Finally the U3014 has a connector for USB 3.0 in and two more USB 3.0 outputs next to the connectors, and a power output for the Dell SoundBar that connects to the bottom of the display. One feature that is missing that Dell displays usually have is rotation. Having a stand that raises high enough for a 30” monitor to rotate would be a bit large, and most people probably aren’t going to rotate it, but it certainly does make hooking up cables much easier.
Setup of the U3014 was as straightforward as you can get. I used the MiniDP input as my video card is a DisplayPort output, then hooked up the Nixeus directly to the U3014 using its DisplayPort cable. After connecting the USB cable I installed the card reader driver, installed the software packages Dell provides, and everything was ready to go.

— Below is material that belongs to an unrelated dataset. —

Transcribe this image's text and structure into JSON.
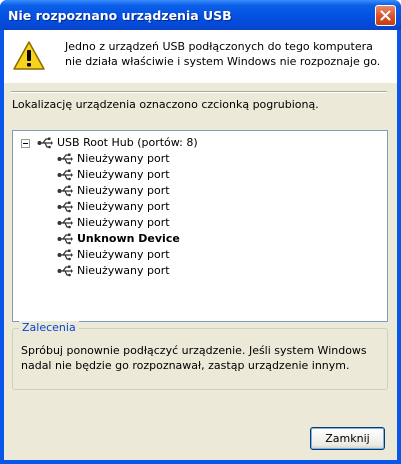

Dell has one of the best OSD designs out there I think, with a simple menu system that keeps controls moving in the same direction, with unlabeled buttons that have their use put up on screen, so it’s easier to tell than trying to look for a silk screened label in the dark. This time I think that Dell made a step back with the U3014 by moving to touch sensitive controls. When your hand approaches the buttons, ones that you can use light up to indicate that you can hit them, but I found them to only be so-so in responsiveness. I really wish Dell had kept the traditional hard buttons but added the auto-sensing lights, and then it would be an ideal setup. As it is, it is only "okay" because of this change.
As an IPS display, viewing angles are basically perfect. The screen is so huge that any flaw in this area would be really bad, but in this case I don’t see any shifts in brightness until I get to at least 45-50 degrees from a few inches away, and then the very edge starts to darken a bit. IPS is still fantastic in this regard.
|Video Inputs||1xHDMI, 1x MiniDP, 1xDisplayPort, 1xDVI-DL|
|Pixel Pitch||0.25 mm|
|Response Time||6ms GTG|
|Viewing Angle (H/V)||178/178|
|Power Consumption (operation)||60W Typical|
|Power Consumption (standby)||< 0.5W|
|Screen Treatment||Anti-Glare 3H Hard Coat|
|VESA Wall Mounting||Yes|
|Dimensions w/ Base (WxHxD)||27.15" x 19.00" x 7.93"|
|Weight||16.20 lbs. w/o stand|
|Additional Features||USB 3.0 Hub (4 port), Headphone Output, Card Reader, DisplayPort out with MST|
|Limited Warranty||3 Years|
|Accessories||MiniDP to DisplayPort cable, DVI-D cable, USB 3.0 cable, Cable Tie, Power Cable|